Others exist as well. They range in content. Some are medical advice that has been shot down enough times over that no reputable medical professional would support it. Some are flat out lies about political announcements and policy. Some were made overseas and went viral, somehow catching on in New Zealand even though it was demonstrably obvious that it had nothing to do with this corner of the world.
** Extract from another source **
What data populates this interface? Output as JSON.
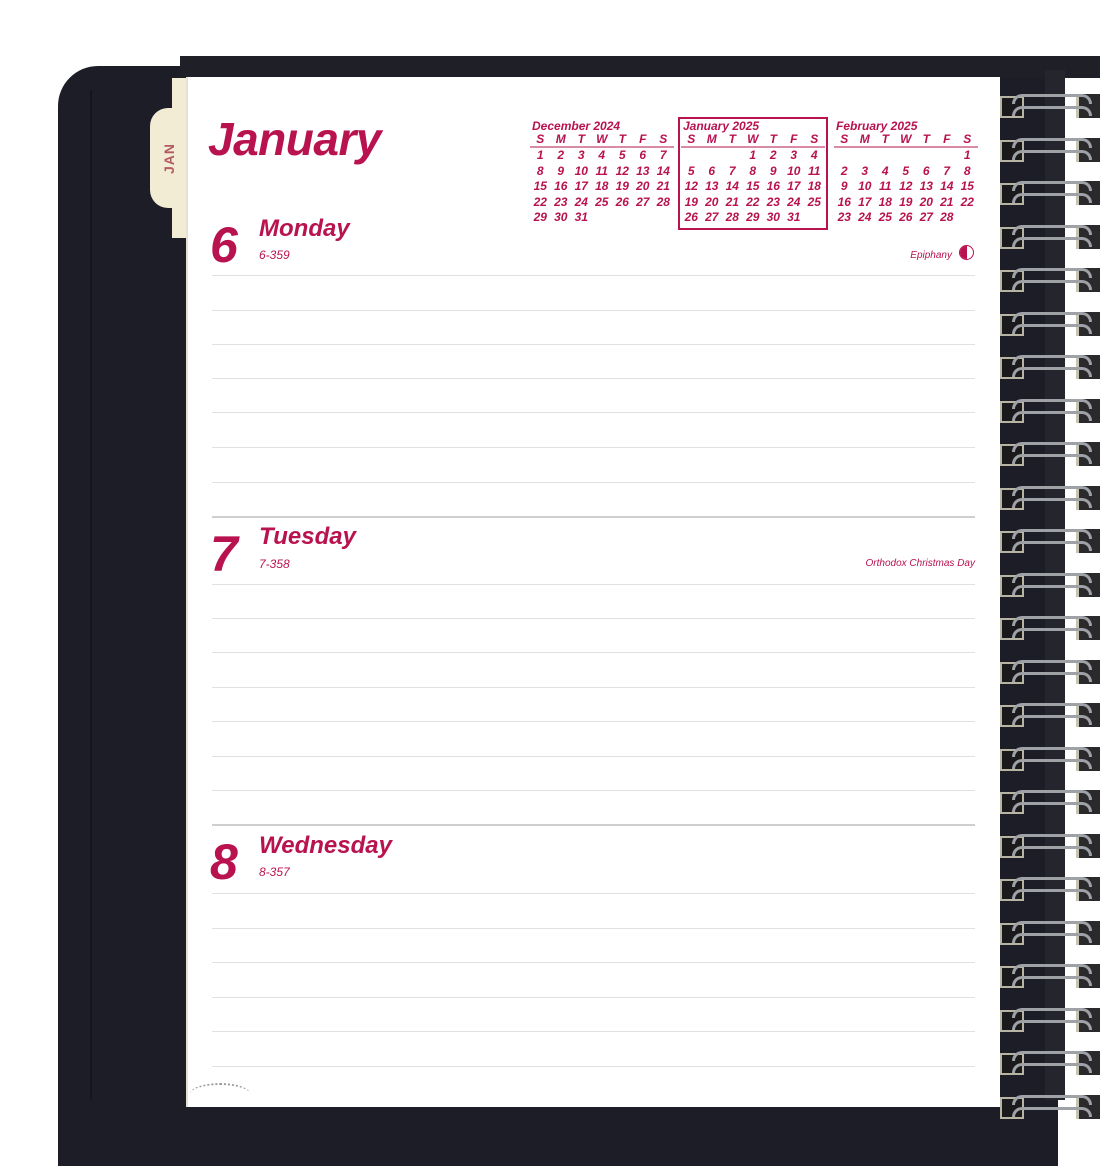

Most recently I have seen meme’s about the Kilauea volcanic eruption in Hawaii. These memes have been concerning because there have been a few instances of people taking the maps released by Hawaiian state government officials and the United States Geological Survey They have then expanded the map so it looks like a significant part of Hawaii is being inundated by lava and then used the print-screen function to create an image and posted it, ignoring the fact that over 90% of the island is still fully accessible. These do not help because they exaggerate the scale of the problem – yes it is a substantial eruption and yes it is causing major disruption. People then think “oh, the holiday will have to be cancelled, or nobody will want us to visit”.

And there are those that are simply disinformation. They were intentionally written to mislead. Sometimes facts get in the way of a good story. Sometimes political discourse runs into scientific research and the science is dismissed under any one or more of a range political disguises – the sky is falling; fake news; mainstream media – and so on. These are the most destructive as they are deliberate attempts to swing the public discourse down a route that might have large scale adverse results and has been widely discredited by those who have spent their careers thus far – be 4 years or 40 years – researching and making an honest attempt to understand their subject.

Some media outlets are unfortunately complicit in deliberate disinformation campaigns. Russia Today and Fox News are two such outlets, but there are others. Since the advent of mainstream journalism, the principles of journalism have slumped somewhat. It is not to say no good journalists still exist as many do, but corporate media where making a profit seems preferable to upholding the principles of the Fourth Estate, does seem to have an unfortunate propensity for tabloid news ahead of real news. Sometimes unfortunately that transmits as memes.